In II Timothy 3, Paul documents the catastrophic affects of man’s sinfulness, and presents the ministerial antidote—preaching God’s Word—which is inspired, inerrant, authoritative, and sufficient. We are called to “Preach the Word” because the days are evil, and the Scriptures are powerful. For preachers, II Timothy 4:2 has a certain romance to it—a magnetic pull, calling us back again and again and again to our central responsibility.
The call to preach—in light of so many problems in the society and the church—appears simplistic, but those are God’s instructions. To preach means “to herald, to lift up one’s voice, to proclaim.” It is to speak boldly, even loudly, without fear, and to make truth known.
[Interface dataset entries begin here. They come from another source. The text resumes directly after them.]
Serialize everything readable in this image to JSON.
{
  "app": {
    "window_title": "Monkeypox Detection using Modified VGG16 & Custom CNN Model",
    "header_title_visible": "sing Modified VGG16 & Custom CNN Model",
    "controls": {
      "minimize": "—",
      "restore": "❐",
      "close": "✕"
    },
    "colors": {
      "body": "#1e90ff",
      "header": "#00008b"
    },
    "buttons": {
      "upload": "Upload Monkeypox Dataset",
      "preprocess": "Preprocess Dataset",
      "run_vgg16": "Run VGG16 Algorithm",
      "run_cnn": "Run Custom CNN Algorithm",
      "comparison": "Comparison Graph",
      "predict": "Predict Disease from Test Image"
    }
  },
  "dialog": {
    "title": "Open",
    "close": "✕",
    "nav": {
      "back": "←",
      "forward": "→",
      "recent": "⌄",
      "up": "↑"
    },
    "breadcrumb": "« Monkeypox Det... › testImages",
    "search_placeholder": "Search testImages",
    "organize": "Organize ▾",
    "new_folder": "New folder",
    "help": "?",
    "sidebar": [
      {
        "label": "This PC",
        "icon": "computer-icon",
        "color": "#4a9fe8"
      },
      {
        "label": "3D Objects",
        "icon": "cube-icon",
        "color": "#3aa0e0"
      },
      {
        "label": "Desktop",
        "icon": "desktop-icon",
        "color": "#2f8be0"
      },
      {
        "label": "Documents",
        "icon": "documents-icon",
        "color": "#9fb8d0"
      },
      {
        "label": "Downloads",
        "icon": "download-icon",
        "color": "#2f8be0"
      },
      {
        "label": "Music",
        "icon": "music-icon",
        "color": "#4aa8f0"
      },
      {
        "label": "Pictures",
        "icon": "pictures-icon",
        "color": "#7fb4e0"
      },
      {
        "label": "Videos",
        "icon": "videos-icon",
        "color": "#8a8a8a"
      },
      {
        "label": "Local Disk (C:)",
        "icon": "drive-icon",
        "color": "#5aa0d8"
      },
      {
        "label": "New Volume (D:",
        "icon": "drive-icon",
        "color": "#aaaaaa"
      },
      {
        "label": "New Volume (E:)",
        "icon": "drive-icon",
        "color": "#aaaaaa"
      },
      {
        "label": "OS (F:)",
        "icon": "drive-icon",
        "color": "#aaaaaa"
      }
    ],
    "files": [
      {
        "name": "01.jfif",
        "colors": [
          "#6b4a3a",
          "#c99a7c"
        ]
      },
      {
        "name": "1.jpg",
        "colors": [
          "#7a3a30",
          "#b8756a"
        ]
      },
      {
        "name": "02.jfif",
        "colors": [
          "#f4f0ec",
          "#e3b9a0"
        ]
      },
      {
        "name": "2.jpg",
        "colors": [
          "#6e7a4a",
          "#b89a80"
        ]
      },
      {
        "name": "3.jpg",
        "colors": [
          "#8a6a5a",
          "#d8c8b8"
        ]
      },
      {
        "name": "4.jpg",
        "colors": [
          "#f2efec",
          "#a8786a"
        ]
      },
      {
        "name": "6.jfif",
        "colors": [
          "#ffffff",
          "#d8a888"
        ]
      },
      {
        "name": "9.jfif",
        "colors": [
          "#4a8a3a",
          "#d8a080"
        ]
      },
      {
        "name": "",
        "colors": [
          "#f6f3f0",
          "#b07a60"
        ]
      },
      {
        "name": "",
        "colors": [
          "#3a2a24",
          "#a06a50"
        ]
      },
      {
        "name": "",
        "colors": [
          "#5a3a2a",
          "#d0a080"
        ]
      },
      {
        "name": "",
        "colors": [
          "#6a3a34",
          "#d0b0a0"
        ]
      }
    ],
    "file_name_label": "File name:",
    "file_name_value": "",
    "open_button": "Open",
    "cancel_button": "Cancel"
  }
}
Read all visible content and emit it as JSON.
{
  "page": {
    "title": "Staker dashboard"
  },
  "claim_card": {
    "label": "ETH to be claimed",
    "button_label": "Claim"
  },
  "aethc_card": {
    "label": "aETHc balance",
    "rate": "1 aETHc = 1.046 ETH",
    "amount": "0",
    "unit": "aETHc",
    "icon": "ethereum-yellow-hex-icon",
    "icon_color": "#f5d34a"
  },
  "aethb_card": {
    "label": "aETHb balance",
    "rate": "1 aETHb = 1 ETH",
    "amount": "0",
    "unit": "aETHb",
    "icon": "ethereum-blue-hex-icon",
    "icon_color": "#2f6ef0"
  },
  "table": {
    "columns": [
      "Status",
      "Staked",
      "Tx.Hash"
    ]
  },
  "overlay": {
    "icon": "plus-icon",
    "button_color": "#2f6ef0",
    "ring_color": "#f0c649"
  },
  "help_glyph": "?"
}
Again, there is simplicity in Paul’s charge, “Preach the Word” There is a beautiful simplicity, an unmistakable clarity to this instruction. There is no need to clarify which word, or whose word. Rather, we are called to preach the Word—God’s Word. In fact, the premise of preaching the Word is built upon the entire canon of Scripture, and it roars throughout this book.
If you are not convinced of Scripture—its truthfulness, authority, relevance, and power—then you will be disinclined to preach the Word. You may look to it for sermon points because that is what evangelical preachers are to do, but you’ll never let the Word be the point and points of your sermon.
Essential Ingredients of Preaching and Teaching
While a quick wit, booming voice, and strong self-presentation are helpful elements, the key ingredients of faithful preaching should be preset. Faithful preaching has two essential ingredients, and he that is called to preach should cultivate both.
These two components are study of the Word and proclamation of the Word. To emphasize either to the de-emphasis of the other is error. Here we must maintain intentional balance.
Some more naturally enjoy the process of preparing sermons. They enjoy digging into the text of Scripture, rightly interpreting it, constructing an exegetical outline and stitching together a sermon. This is good, and no one should enter ministry without intending to delve into the text.
Others more naturally enjoy presentation. The act of preaching itself animates them. They enjoy delivering the goods to God’s people. Great preachers excel at both, and you should cultivate both strengths in your own ministry.
Martyn Lloyd-Jones famously observed that preaching is “the highest, the greatest, and the most glorious calling to which one can ever be called.” In fact, it is too high and too glorious of a calling for just anyone to preach just anything for just any reason in just any way.
Like any other ability, teaching and preaching God’s Word is an acquired skill. Gifted by the Spirit of God, yes. But practice makes perfect, and it might take quite some time to clarify your gifting to preach. Don’t expect to sound like a veteran preacher your first time in the pulpit. In fact, you may not ever become an accomplished preacher.
Seminaries can grant a degree and churches can hire a pastor, but only God can make a preacher. Preaching is to be done by a man, called of God, who is compelled to herald the Bible with full conviction and faithful interpretation. The Bible details many character expectations of the pastor, but there is only one gift he must have—he must be able to preach and teach the Word of God.
 C. H. Spurgeon, Autobiography, Volume 1: The Early Years (London: Banner of Truth, 1962), v.
 Mark 1:14; Matthew 28:16-20.
 Martyn Lloyd-Jones, Preaching and Preachers (Grand Rapids, MI: Zondervan, 1972), 9.
Originally published at JasonKAllen.com